I was still hugging the roast capon with one arm, with the other I clung to him as together we walked in the direction of the Rue des Pipots. On the way we halted at a respectable eating-house, where my protector gave me some money wherewith to buy a bottle of good wine and sundry provisions and delicacies which we carried home with us.
Never shall I forget the look of horror which came in Mme. la Marquise’s eyes when she saw me entering our miserable attic in the company of a stranger. The last of the little bit of tallow candle flickered in its socket. Madame threw her emaciated arms over her child, just like some poor hunted animal defending its young. I could almost hear the cry of terror which died down in her throat ere it reached her lips. But then, monsieur, to see the light of hope gradually illuminating her pale, wan face as the stranger took her hand and spoke to her—oh! so gently and so kindly—was a sight which filled my poor, half-broken heart with joy.
“The little invalid must be seen by a doctor at once,” he said, “after that only can we think of your ultimate safety.”
Mme. la Marquise, who herself was terribly weak and ill, burst out crying. “Would I not have taken him to a doctor ere now?” she murmured through her tears. “But there is no doctor in Lyons. Those who have not been arrested as traitors have fled from this stricken city. And my little Jose is dying for want of medical care.”
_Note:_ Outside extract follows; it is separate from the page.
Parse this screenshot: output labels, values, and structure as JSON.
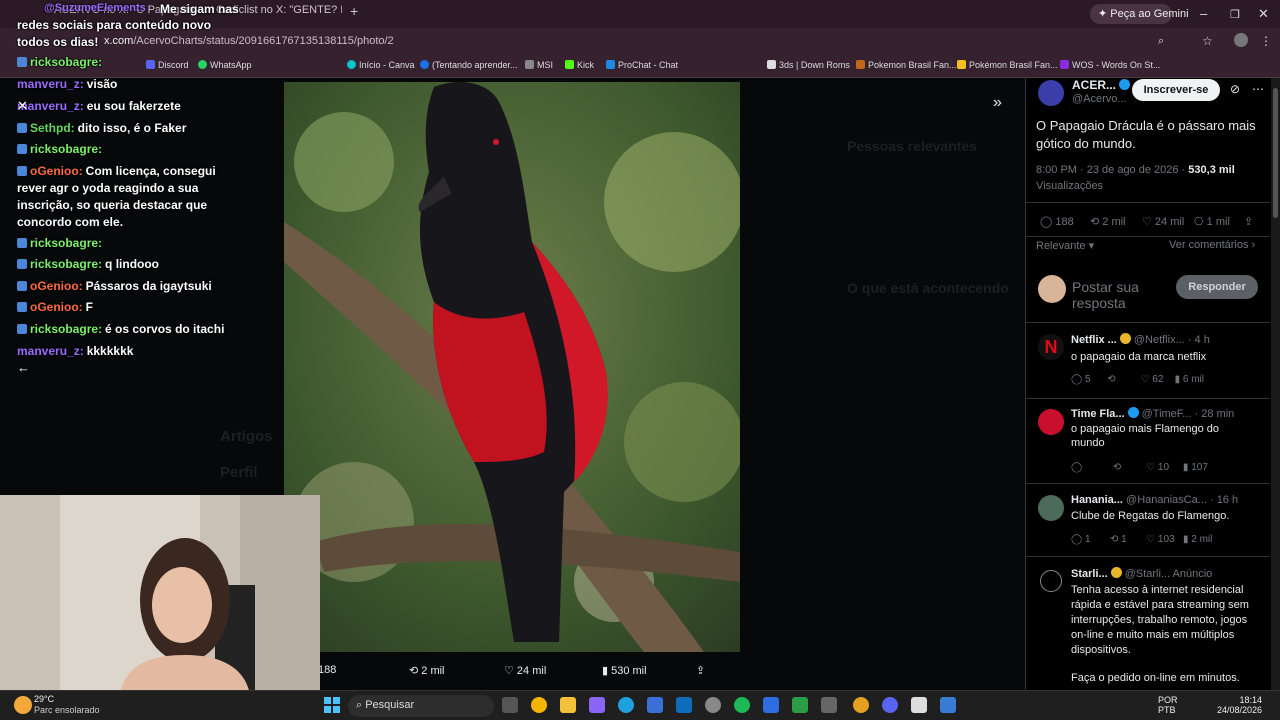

“Your pardon, madame,” he rejoined gently, “one of the ablest doctors in France is at present in Lyons—–”
“That infamous Laporte,” she broke in, horrified. “He would snatch my sick child from my arms and throw him to the guillotine.”
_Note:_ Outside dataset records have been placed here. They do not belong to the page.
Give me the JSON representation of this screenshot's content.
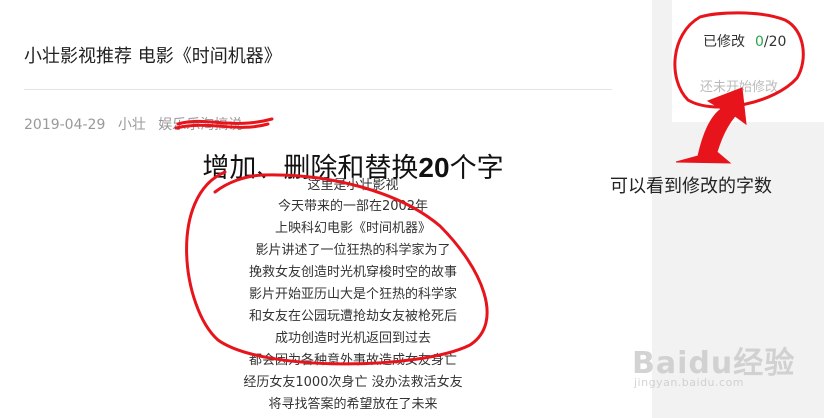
{
  "post": {
    "title": "小壮影视推荐 电影《时间机器》",
    "date": "2019-04-29",
    "author": "小壮",
    "tag": "娱乐乐淘搞说"
  },
  "content": {
    "headline_prefix": "增加、删除和替换",
    "headline_number": "20",
    "headline_suffix": "个字",
    "lines": [
      "这里是小壮影视",
      "今天带来的一部在2002年",
      "上映科幻电影《时间机器》",
      "影片讲述了一位狂热的科学家为了",
      "挽救女友创造时光机穿梭时空的故事",
      "影片开始亚历山大是个狂热的科学家",
      "和女友在公园玩遭抢劫女友被枪死后",
      "成功创造时光机返回到过去",
      "都会因为各种意外事故造成女友身亡",
      "经历女友1000次身亡 没办法救活女友",
      "将寻找答案的希望放在了未来"
    ]
  },
  "sidebar": {
    "modified_label": "已修改",
    "modified_count": "0",
    "modified_total": "/20",
    "hint": "还未开始修改"
  },
  "annotation": {
    "note": "可以看到修改的字数",
    "mark_color": "#e8141c"
  },
  "watermark": {
    "brand": "Baidu经验",
    "site": "jingyan.baidu.com"
  }
}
“He would save your boy from disease,” said the stranger earnestly, “his own professional pride or professional honour, whatever he might choose to call it, would compel him to do that. But the moment the doctor’s work was done, that of the executioner would commence.”
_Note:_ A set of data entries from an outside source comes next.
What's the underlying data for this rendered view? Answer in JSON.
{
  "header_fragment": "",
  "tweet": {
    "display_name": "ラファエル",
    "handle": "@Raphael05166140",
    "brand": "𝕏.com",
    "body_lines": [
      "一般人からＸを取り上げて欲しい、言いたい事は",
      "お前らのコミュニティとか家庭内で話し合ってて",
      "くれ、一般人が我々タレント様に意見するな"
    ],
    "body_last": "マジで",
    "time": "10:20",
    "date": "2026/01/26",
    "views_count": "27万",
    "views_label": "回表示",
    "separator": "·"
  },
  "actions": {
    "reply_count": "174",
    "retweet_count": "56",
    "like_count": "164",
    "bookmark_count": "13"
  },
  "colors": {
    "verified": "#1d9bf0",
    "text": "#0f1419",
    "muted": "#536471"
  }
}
“You see, milor,” moaned Madame in pitiable agony, “that there is no hope for us.”
“Indeed there is,” he replied. “We must get M. le Vicomte well first— after that we shall see.”
“But you are not proposing to bring that infamous Laporte to my child’s bedside!” she cried in horror.
“Would you have your child die here before your eyes,” retorted the stranger, “as he undoubtedly will this night?”
This sounded horribly cruel, and the tone in which it was said was commanding. There was no denying its truth. M. le Vicomte was dying. I could see that. For a moment or two madame remained quite still, with her great eyes, circled with pain and sorrow, fixed upon the stranger. He returned her gaze steadily and kindly, and gradually that frozen look of horror in her pale face gave place to one of deep puzzlement, and through her bloodless lips there came the words, faintly murmured: “Who are you?”